mage under the direction of Coach
Art Valpey. Later, the two teams
collaborated in a scrimmage, the
highlight of the drill, with the Blues
taking the offensive and the Whites
Last Times Today-
LIVE BETTER permanently
PITTSFIELD VILLAGE. You'll get
more out of life - in this permanent
community of 422 apartment homes,
privately owned and managed, that
offers country life with city conven-
iences. On Washtenaw Road, be-
tween Ann Arbor and Ypsilanti.
Parks, playgrounds, school. One-story
2-level arrangements save steps,
Elect. refrig., gas stove, two bed-
rooms. $52-$62 mo.. unfurnished.
Model apartment open daily 9 to 6
and Sunday 3 to 6; or phone Ann
ROOM AND BOARD
ROOM AND BOARD for summer ses-

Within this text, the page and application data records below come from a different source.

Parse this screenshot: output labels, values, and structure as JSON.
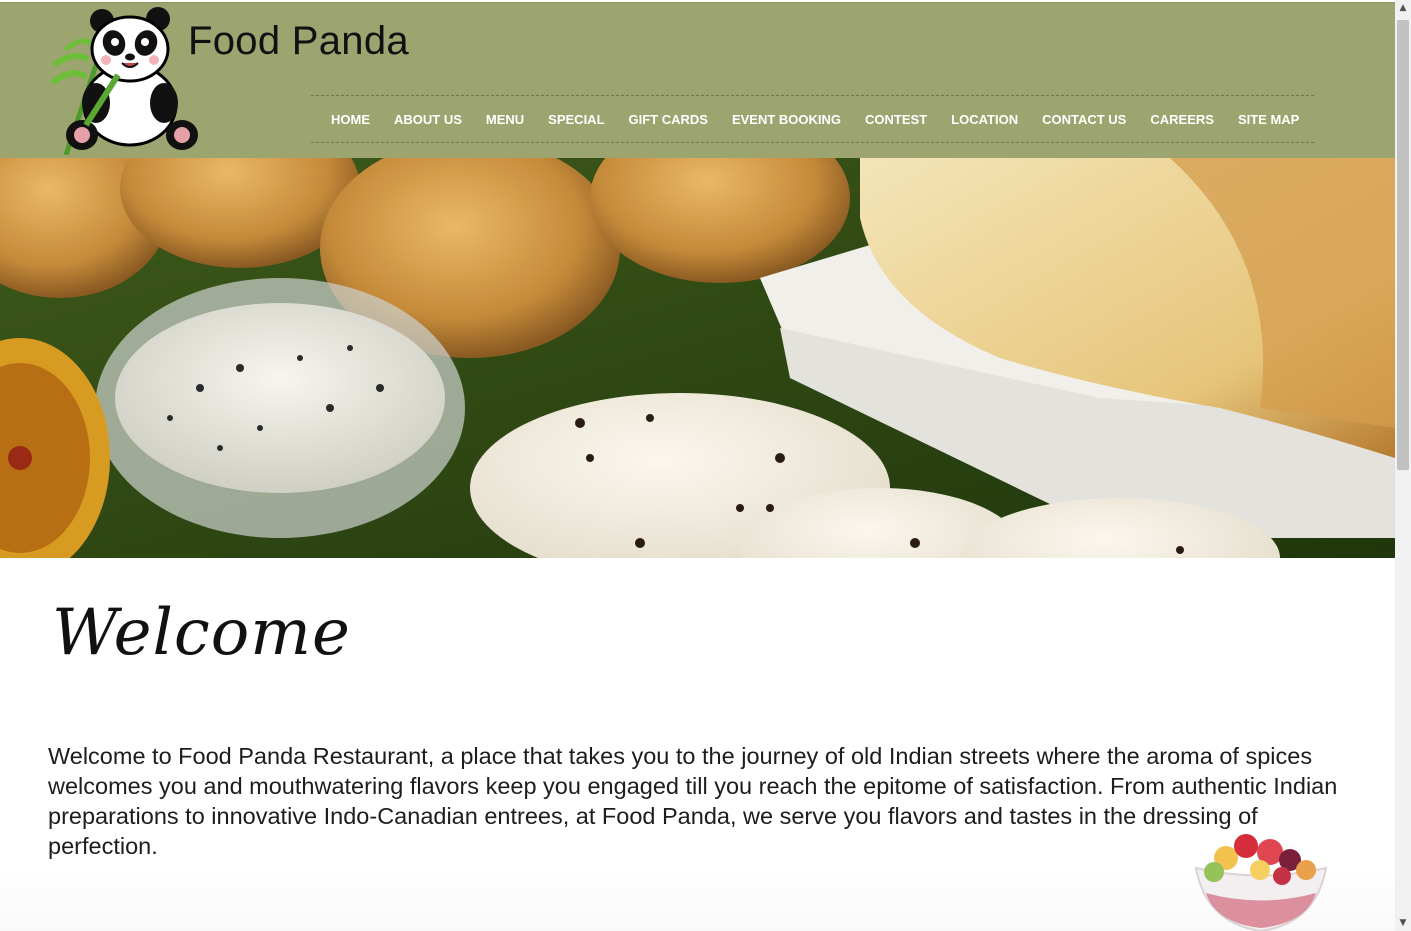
{
  "header": {
    "site_title": "Food Panda",
    "logo_icon": "panda-logo-icon",
    "bg_color": "#9ca470",
    "nav": [
      {
        "label": "HOME"
      },
      {
        "label": "ABOUT US"
      },
      {
        "label": "MENU"
      },
      {
        "label": "SPECIAL"
      },
      {
        "label": "GIFT CARDS"
      },
      {
        "label": "EVENT BOOKING"
      },
      {
        "label": "CONTEST"
      },
      {
        "label": "LOCATION"
      },
      {
        "label": "CONTACT US"
      },
      {
        "label": "CAREERS"
      },
      {
        "label": "SITE MAP"
      }
    ]
  },
  "hero": {
    "image": "south-indian-food-banner"
  },
  "welcome": {
    "title": "Welcome",
    "text": "Welcome to Food Panda Restaurant, a place that takes you to the journey of old Indian streets where the aroma of spices welcomes you and mouthwatering flavors keep you engaged till you reach the epitome of satisfaction. From authentic Indian preparations to innovative Indo-Canadian entrees, at Food Panda, we serve you flavors and tastes in the dressing of perfection."
  },
  "decor": {
    "dessert_image": "fruit-cup-image"
  },
  "scrollbar": {
    "up_icon": "scroll-up-arrow-icon",
    "down_icon": "scroll-down-arrow-icon"
  }
}
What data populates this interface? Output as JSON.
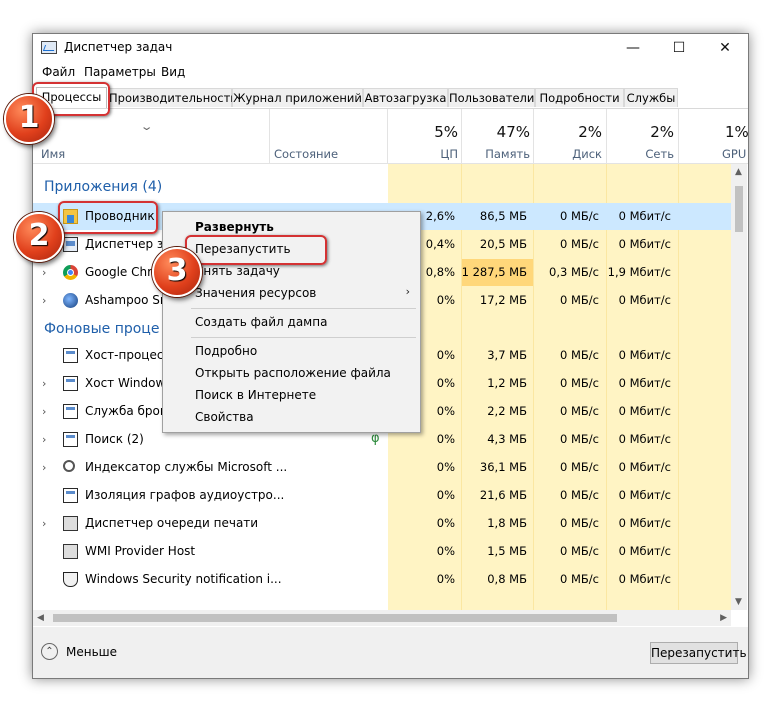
{
  "window": {
    "title": "Диспетчер задач",
    "minimize": "—",
    "maximize": "☐",
    "close": "✕"
  },
  "menu": [
    "Файл",
    "Параметры",
    "Вид"
  ],
  "tabs": [
    "Процессы",
    "Производительность",
    "Журнал приложений",
    "Автозагрузка",
    "Пользователи",
    "Подробности",
    "Службы"
  ],
  "columns": {
    "name": "Имя",
    "status": "Состояние",
    "cpu": {
      "pct": "5%",
      "label": "ЦП"
    },
    "memory": {
      "pct": "47%",
      "label": "Память"
    },
    "disk": {
      "pct": "2%",
      "label": "Диск"
    },
    "network": {
      "pct": "2%",
      "label": "Сеть"
    },
    "gpu": {
      "pct": "1%",
      "label": "GPU"
    }
  },
  "groups": {
    "apps": "Приложения (4)",
    "background": "Фоновые проце"
  },
  "apps": [
    {
      "name": "Проводник",
      "icon": "explorer-icon",
      "cpu": "2,6%",
      "mem": "86,5 МБ",
      "disk": "0 МБ/с",
      "net": "0 Мбит/с"
    },
    {
      "name": "Диспетчер зад",
      "icon": "task-manager-icon",
      "cpu": "0,4%",
      "mem": "20,5 МБ",
      "disk": "0 МБ/с",
      "net": "0 Мбит/с"
    },
    {
      "name": "Google Chrom",
      "icon": "chrome-icon",
      "cpu": "0,8%",
      "mem": "1 287,5 МБ",
      "disk": "0,3 МБ/с",
      "net": "1,9 Мбит/с"
    },
    {
      "name": "Ashampoo Sna",
      "icon": "ashampoo-icon",
      "cpu": "0%",
      "mem": "17,2 МБ",
      "disk": "0 МБ/с",
      "net": "0 Мбит/с"
    }
  ],
  "background": [
    {
      "name": "Хост-процесс",
      "icon": "host-process-icon",
      "cpu": "0%",
      "mem": "3,7 МБ",
      "disk": "0 МБ/с",
      "net": "0 Мбит/с"
    },
    {
      "name": "Хост Windows",
      "icon": "window-host-icon",
      "cpu": "0%",
      "mem": "1,2 МБ",
      "disk": "0 МБ/с",
      "net": "0 Мбит/с"
    },
    {
      "name": "Служба броке",
      "icon": "broker-service-icon",
      "cpu": "0%",
      "mem": "2,2 МБ",
      "disk": "0 МБ/с",
      "net": "0 Мбит/с"
    },
    {
      "name": "Поиск (2)",
      "icon": "search-icon",
      "cpu": "0%",
      "mem": "4,3 МБ",
      "disk": "0 МБ/с",
      "net": "0 Мбит/с"
    },
    {
      "name": "Индексатор службы Microsoft ...",
      "icon": "indexer-icon",
      "cpu": "0%",
      "mem": "36,1 МБ",
      "disk": "0 МБ/с",
      "net": "0 Мбит/с"
    },
    {
      "name": "Изоляция графов аудиоустро...",
      "icon": "audio-graph-icon",
      "cpu": "0%",
      "mem": "21,6 МБ",
      "disk": "0 МБ/с",
      "net": "0 Мбит/с"
    },
    {
      "name": "Диспетчер очереди печати",
      "icon": "printer-icon",
      "cpu": "0%",
      "mem": "1,8 МБ",
      "disk": "0 МБ/с",
      "net": "0 Мбит/с"
    },
    {
      "name": "WMI Provider Host",
      "icon": "wmi-icon",
      "cpu": "0%",
      "mem": "1,5 МБ",
      "disk": "0 МБ/с",
      "net": "0 Мбит/с"
    },
    {
      "name": "Windows Security notification i...",
      "icon": "shield-icon",
      "cpu": "0%",
      "mem": "0,8 МБ",
      "disk": "0 МБ/с",
      "net": "0 Мбит/с"
    }
  ],
  "context_menu": {
    "items": [
      "Развернуть",
      "Перезапустить",
      "Снять задачу",
      "Значения ресурсов",
      "Создать файл дампа",
      "Подробно",
      "Открыть расположение файла",
      "Поиск в Интернете",
      "Свойства"
    ],
    "submenu_arrow": "›"
  },
  "footer": {
    "less": "Меньше",
    "action_button": "Перезапустить"
  },
  "annotations": {
    "badges": [
      "1",
      "2",
      "3"
    ],
    "accent": "#d43233"
  }
}
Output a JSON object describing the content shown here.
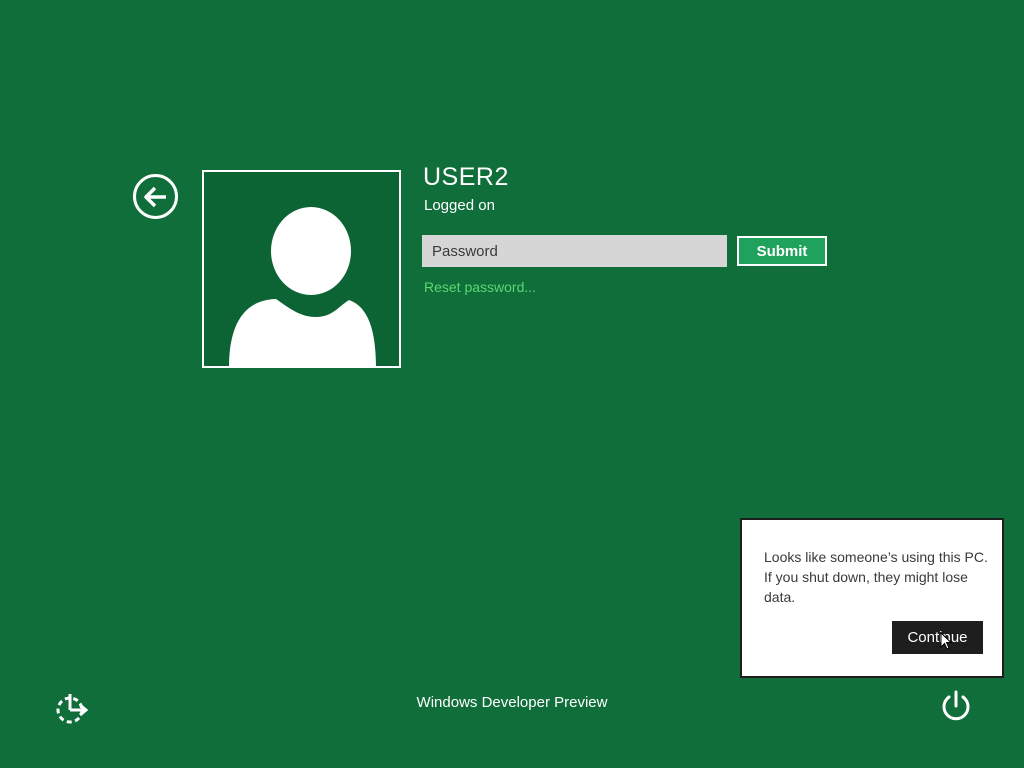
{
  "user": {
    "name": "USER2",
    "status": "Logged on"
  },
  "login": {
    "password_placeholder": "Password",
    "submit_label": "Submit",
    "reset_link": "Reset password..."
  },
  "dialog": {
    "message": "Looks like someone’s using this PC. If you shut down, they might lose data.",
    "continue_label": "Continue"
  },
  "footer": {
    "brand": "Windows Developer Preview"
  },
  "icons": {
    "back": "back-arrow-icon",
    "avatar": "user-silhouette-icon",
    "ease_of_access": "ease-of-access-icon",
    "power": "power-icon",
    "cursor": "mouse-pointer-icon"
  },
  "colors": {
    "background": "#0f6e3a",
    "avatar_bg": "#0c6334",
    "submit_bg": "#1fa35c",
    "link": "#5ad873",
    "dialog_button": "#1e1e1e"
  }
}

sion available immediately for one
girl. Two blocks from campus. Call
2-4516. Ask for housemother.
GIRLS ATTENDING SUMMER SES-
SION! Would you like an excellent
dinner? Chicken every Sunday and
other delicious meals throughout
the week. Our dining room is
open to you. Also rooms and board.
800 Oxford Road. Phone 7992.
WANTED: Snipe sail boat. Write to
Randa T. Allen, Portage Lake, east
side, Pinckney, Mich.
COMING OUT SOON!
from 1 P.M. CO
OW- --" NW
New York ........39
Chicago .........44 29
Brooklyn .........44 33
St. Louis .........42 32
New York ........42 36
Pittsburgh .......39 37
Boston ..........37 38
Cincinnati .......35 38
-W-- Starts Sunday
Boston 5, Detroit 1
Cleveland 16, New York 4
Chicago at Washington (N)
St. Louis at Philadelphia (N)
Detroit at Boston
Cleveland at New York
St. Louis at Philadelphia
Chicago at Washington
Chicago 2, Boston 0
Cincinnati 6, Brooklyn 5
Philadelphia 11-2, Pittsburgh 9-3
(Second game ten innings)
New York at St. Louis (T)
Brooklyn at Cincinnati
Boston at Chicago
Philadelphia at Pittsburgh
Only games scheduled)
Nelson Reaches Semi-Finals
DAYTON, 0., July 13--(/P)-Golf'sY
No. 1 man, a reformed baseball play-
er, and two of the fastest dark horses
you ever saw today roared into the
semi-finals of the 27th National Pro-
fessional Golf Tournament.
drawling southerner who once play-
ed for the New York Yankees but
who would rather talk football than
either,'baseball or golf, gave a 7 and 6
beating to Vic Ghezzi of Atlantic City,
N.J. Ghezzi was one .of two ex-
Cool comfort in the sultriest weather and delicious
food served in the courteous Allenel manner -
11 1 A FI I N 3fL3 I NAN
I E . Y .I 1.1I L J
these are what makeAnn Arbor's finest restaurant